Nikki: Of the songs we have done, my favorite to write on was “Wild River Honey.” I listened to the new Secret Sisters album and wanted to do something with a time change and a taste of mixed rhythm. I also misread the lyrics meant to be “Wind River Honey.” After I put the lyrics to music, I realized my mistake. We decided to keep it, but it still makes me laugh when Maura talks about her love of the Wind River Mountains. It should have been a song about that.

What is your favorite song to play live?

Maura: “Trouble.” I always get excited when I see that one on deck. I also really like “Swede Hollow” — it’s not one of our crowd-pleasers, but it builds in this powerful way, starting with a cool guitar part on its own and growing into this big, active sound with lots of moving pieces.

Liz: “Toledo,” “Wild River Honey”

Sara: I will always LOVE the storytelling and harmonies in some of our originals, like “Carmen” and “Rio.” But I have also been enjoying some of our “newer” songs like “Trouble,” “Toledo,” and “Wild River Honey” as they are up-tempo and tend to be crowd-pleasers.

Nikki: Tough call, but I’m going to say, “Unhinged.” It is on our EP, and it still gets a big response from the crowd, even though we’ve been doing it since the beginning.

How did you fare during the pandemic? Did you learn anything about yourself as a band because of the lockdown?

Liz: YouTube videos can get you far. The Blue Ox Virtual Band Competition (which we won.) was good, and we “played” quite a few virtual gigs during the pandemic. We all needed music more than ever.

Nikki: The isolation was good for us to build our song base. We spent the time working on the band logistics, writing, and looking at what sounds we wanted to lean into. After not rehearsing for so many months during the pandemic, we were ready to hold rehearsal time sacred in the spring when we could finally be together. We worked hard, and it paid off.
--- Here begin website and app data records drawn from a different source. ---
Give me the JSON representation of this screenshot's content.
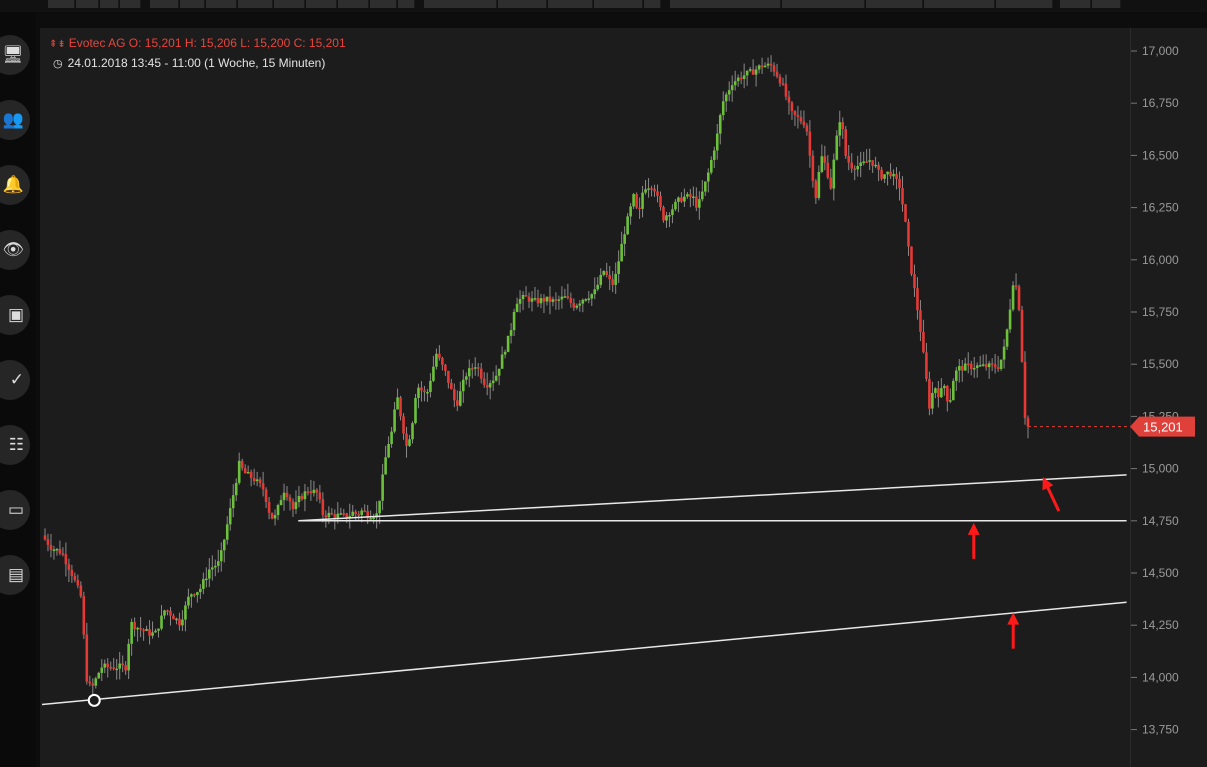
{
  "header": {
    "quote_line": "Evotec AG  O: 15,201  H: 15,206  L: 15,200  C: 15,201",
    "range_line": "24.01.2018 13:45 - 11:00   (1 Woche, 15 Minuten)"
  },
  "sidebar": [
    {
      "name": "monitor-icon",
      "glyph": "🖥"
    },
    {
      "name": "users-icon",
      "glyph": "👥"
    },
    {
      "name": "bell-icon",
      "glyph": "🔔"
    },
    {
      "name": "eye-icon",
      "glyph": "👁"
    },
    {
      "name": "card-icon",
      "glyph": "▣"
    },
    {
      "name": "check-icon",
      "glyph": "✓"
    },
    {
      "name": "list-icon",
      "glyph": "☷"
    },
    {
      "name": "window-icon",
      "glyph": "▭"
    },
    {
      "name": "id-card-icon",
      "glyph": "▤"
    }
  ],
  "colors": {
    "up": "#6cc13a",
    "down": "#e53935",
    "price_tag": "#e0403a",
    "background": "#1c1c1c",
    "arrow": "#ff1a1a"
  },
  "chart_data": {
    "type": "candlestick",
    "title": "Evotec AG",
    "ylim": [
      13750,
      17000
    ],
    "y_ticks": [
      "17,000",
      "16,750",
      "16,500",
      "16,250",
      "16,000",
      "15,750",
      "15,500",
      "15,250",
      "15,000",
      "14,750",
      "14,500",
      "14,250",
      "14,000",
      "13,750"
    ],
    "last_price_label": "15,201",
    "price_path": [
      [
        0,
        14680
      ],
      [
        0.01,
        14620
      ],
      [
        0.02,
        14600
      ],
      [
        0.03,
        14500
      ],
      [
        0.04,
        14380
      ],
      [
        0.045,
        14000
      ],
      [
        0.05,
        13940
      ],
      [
        0.06,
        14050
      ],
      [
        0.085,
        14050
      ],
      [
        0.09,
        14260
      ],
      [
        0.1,
        14230
      ],
      [
        0.11,
        14210
      ],
      [
        0.115,
        14210
      ],
      [
        0.125,
        14330
      ],
      [
        0.14,
        14260
      ],
      [
        0.15,
        14400
      ],
      [
        0.16,
        14420
      ],
      [
        0.17,
        14520
      ],
      [
        0.18,
        14550
      ],
      [
        0.19,
        14780
      ],
      [
        0.2,
        15020
      ],
      [
        0.205,
        14980
      ],
      [
        0.215,
        14950
      ],
      [
        0.225,
        14900
      ],
      [
        0.23,
        14800
      ],
      [
        0.235,
        14750
      ],
      [
        0.24,
        14820
      ],
      [
        0.245,
        14900
      ],
      [
        0.25,
        14870
      ],
      [
        0.255,
        14800
      ],
      [
        0.26,
        14850
      ],
      [
        0.27,
        14900
      ],
      [
        0.28,
        14880
      ],
      [
        0.28,
        14870
      ],
      [
        0.285,
        14780
      ],
      [
        0.29,
        14780
      ],
      [
        0.31,
        14770
      ],
      [
        0.315,
        14790
      ],
      [
        0.32,
        14780
      ],
      [
        0.325,
        14800
      ],
      [
        0.33,
        14780
      ],
      [
        0.34,
        14780
      ],
      [
        0.35,
        15100
      ],
      [
        0.355,
        15180
      ],
      [
        0.36,
        15350
      ],
      [
        0.37,
        15100
      ],
      [
        0.375,
        15200
      ],
      [
        0.38,
        15400
      ],
      [
        0.39,
        15350
      ],
      [
        0.4,
        15550
      ],
      [
        0.41,
        15450
      ],
      [
        0.42,
        15300
      ],
      [
        0.43,
        15450
      ],
      [
        0.44,
        15500
      ],
      [
        0.45,
        15400
      ],
      [
        0.46,
        15440
      ],
      [
        0.475,
        15650
      ],
      [
        0.48,
        15800
      ],
      [
        0.49,
        15820
      ],
      [
        0.5,
        15800
      ],
      [
        0.51,
        15810
      ],
      [
        0.52,
        15800
      ],
      [
        0.53,
        15820
      ],
      [
        0.54,
        15780
      ],
      [
        0.55,
        15820
      ],
      [
        0.56,
        15840
      ],
      [
        0.57,
        15950
      ],
      [
        0.575,
        15900
      ],
      [
        0.58,
        15880
      ],
      [
        0.585,
        16000
      ],
      [
        0.59,
        16120
      ],
      [
        0.6,
        16300
      ],
      [
        0.605,
        16200
      ],
      [
        0.61,
        16350
      ],
      [
        0.62,
        16360
      ],
      [
        0.625,
        16280
      ],
      [
        0.63,
        16200
      ],
      [
        0.64,
        16250
      ],
      [
        0.645,
        16280
      ],
      [
        0.65,
        16300
      ],
      [
        0.66,
        16300
      ],
      [
        0.665,
        16250
      ],
      [
        0.675,
        16400
      ],
      [
        0.68,
        16500
      ],
      [
        0.685,
        16600
      ],
      [
        0.69,
        16750
      ],
      [
        0.7,
        16850
      ],
      [
        0.71,
        16880
      ],
      [
        0.72,
        16900
      ],
      [
        0.73,
        16930
      ],
      [
        0.74,
        16930
      ],
      [
        0.75,
        16850
      ],
      [
        0.76,
        16700
      ],
      [
        0.775,
        16650
      ],
      [
        0.78,
        16450
      ],
      [
        0.785,
        16300
      ],
      [
        0.79,
        16500
      ],
      [
        0.795,
        16450
      ],
      [
        0.8,
        16350
      ],
      [
        0.805,
        16550
      ],
      [
        0.81,
        16700
      ],
      [
        0.815,
        16500
      ],
      [
        0.82,
        16450
      ],
      [
        0.83,
        16450
      ],
      [
        0.84,
        16480
      ],
      [
        0.845,
        16450
      ],
      [
        0.85,
        16400
      ],
      [
        0.86,
        16420
      ],
      [
        0.87,
        16350
      ],
      [
        0.875,
        16200
      ],
      [
        0.88,
        16000
      ],
      [
        0.885,
        15850
      ],
      [
        0.89,
        15700
      ],
      [
        0.895,
        15500
      ],
      [
        0.9,
        15300
      ],
      [
        0.905,
        15400
      ],
      [
        0.91,
        15350
      ],
      [
        0.915,
        15400
      ],
      [
        0.92,
        15300
      ],
      [
        0.925,
        15450
      ],
      [
        0.93,
        15480
      ],
      [
        0.94,
        15490
      ],
      [
        0.96,
        15490
      ],
      [
        0.97,
        15490
      ],
      [
        0.975,
        15550
      ],
      [
        0.98,
        15700
      ],
      [
        0.985,
        15900
      ],
      [
        0.99,
        15850
      ],
      [
        0.993,
        15600
      ],
      [
        0.996,
        15350
      ],
      [
        0.998,
        15150
      ],
      [
        1,
        15201
      ]
    ],
    "trendlines": [
      {
        "name": "upper-trendline",
        "from": [
          0.26,
          14750
        ],
        "to": [
          1.1,
          14970
        ]
      },
      {
        "name": "horizontal-support",
        "from": [
          0.26,
          14750
        ],
        "to": [
          1.1,
          14750
        ]
      },
      {
        "name": "lower-trendline",
        "from": [
          0,
          13870
        ],
        "to": [
          1.1,
          14360
        ]
      }
    ],
    "pivot_point": [
      0.053,
      13890
    ],
    "arrows": [
      {
        "name": "arrow-upper-trendline",
        "at": [
          1.015,
          14960
        ],
        "dir": "up-left"
      },
      {
        "name": "arrow-horizontal-support",
        "at": [
          0.945,
          14740
        ],
        "dir": "up"
      },
      {
        "name": "arrow-lower-trendline",
        "at": [
          0.985,
          14310
        ],
        "dir": "up"
      }
    ]
  }
}
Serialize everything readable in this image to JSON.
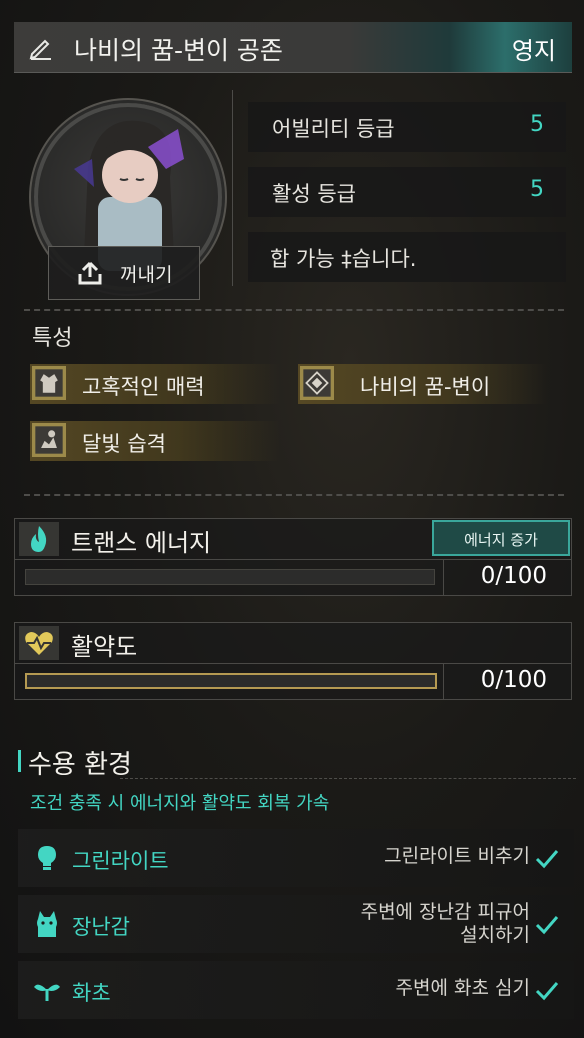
{
  "header": {
    "title": "나비의 꿈-변이 공존",
    "tag": "영지"
  },
  "portrait": {
    "extract_label": "꺼내기"
  },
  "stats": [
    {
      "label": "어빌리티 등급",
      "value": "5"
    },
    {
      "label": "활성 등급",
      "value": "5"
    }
  ],
  "notice": "합 가능 ‡습니다.",
  "traits": {
    "title": "특성",
    "items": [
      {
        "label": "고혹적인 매력",
        "icon": "coat-icon"
      },
      {
        "label": "나비의 꿈-변이",
        "icon": "diamond-icon"
      },
      {
        "label": "달빛 습격",
        "icon": "moon-strike-icon"
      }
    ]
  },
  "gauges": {
    "trance": {
      "label": "트랜스 에너지",
      "value": "0/100",
      "fill": 0,
      "button": "에너지 증가",
      "icon": "flame-icon"
    },
    "activity": {
      "label": "활약도",
      "value": "0/100",
      "fill": 0,
      "icon": "heartbeat-icon"
    }
  },
  "environment": {
    "title": "수용 환경",
    "subtitle": "조건 충족 시 에너지와 활약도 회복 가속",
    "items": [
      {
        "name": "그린라이트",
        "condition": "그린라이트 비추기",
        "icon": "lightbulb-icon",
        "met": true
      },
      {
        "name": "장난감",
        "condition_line1": "주변에 장난감 피규어",
        "condition_line2": "설치하기",
        "icon": "toy-icon",
        "met": true
      },
      {
        "name": "화초",
        "condition": "주변에 화초 심기",
        "icon": "sprout-icon",
        "met": true
      }
    ]
  },
  "colors": {
    "accent": "#43d6c3",
    "gold": "#9c8a4a"
  }
}
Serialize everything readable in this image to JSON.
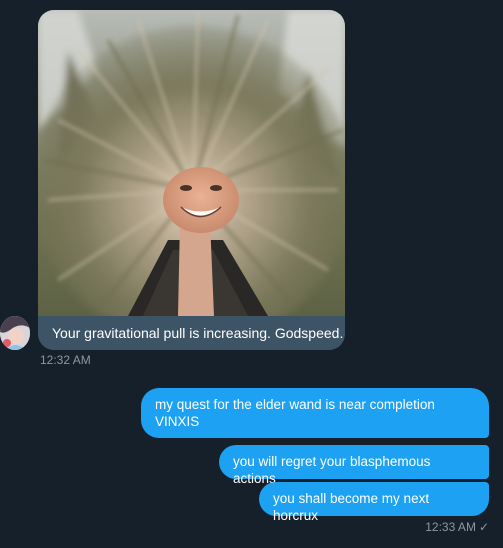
{
  "incoming": {
    "caption": "Your gravitational pull is increasing. Godspeed.",
    "timestamp": "12:32 AM"
  },
  "outgoing": {
    "messages": [
      "my quest for the elder wand is near completion VINXIS",
      "you will regret your blasphemous actions",
      "you shall become my next horcrux"
    ],
    "timestamp": "12:33 AM",
    "read_mark": "✓"
  },
  "colors": {
    "background": "#15202b",
    "outgoing_bubble": "#1da1f2",
    "incoming_caption_bg": "#3d5466",
    "muted_text": "#8899a6"
  }
}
Maura: It presented some challenges, for sure. We first got together in the fall of 2019, so by the time we had a set worked up and a bunch of exciting gigs scheduled, everything just ground to a halt. There were some disappointing cancellations and tough calls about what we were and weren’t comfortable with. We absolutely wanted to follow guidelines and be safe, and that continues to be a regular conversation. I guess I’m proud of us for getting the ball rolling again. It’s hard to get going again after slamming on the brakes, but we did it, and 2021 exceeded our expectations as a band. You could tell that people were so hungry for live music and willing to do whatever it took to make it happen in a safe setting. There’s something so primal about people singing together and listening to music in a group — it’s bonding, healing, and rewarding. So, it was worth the wait.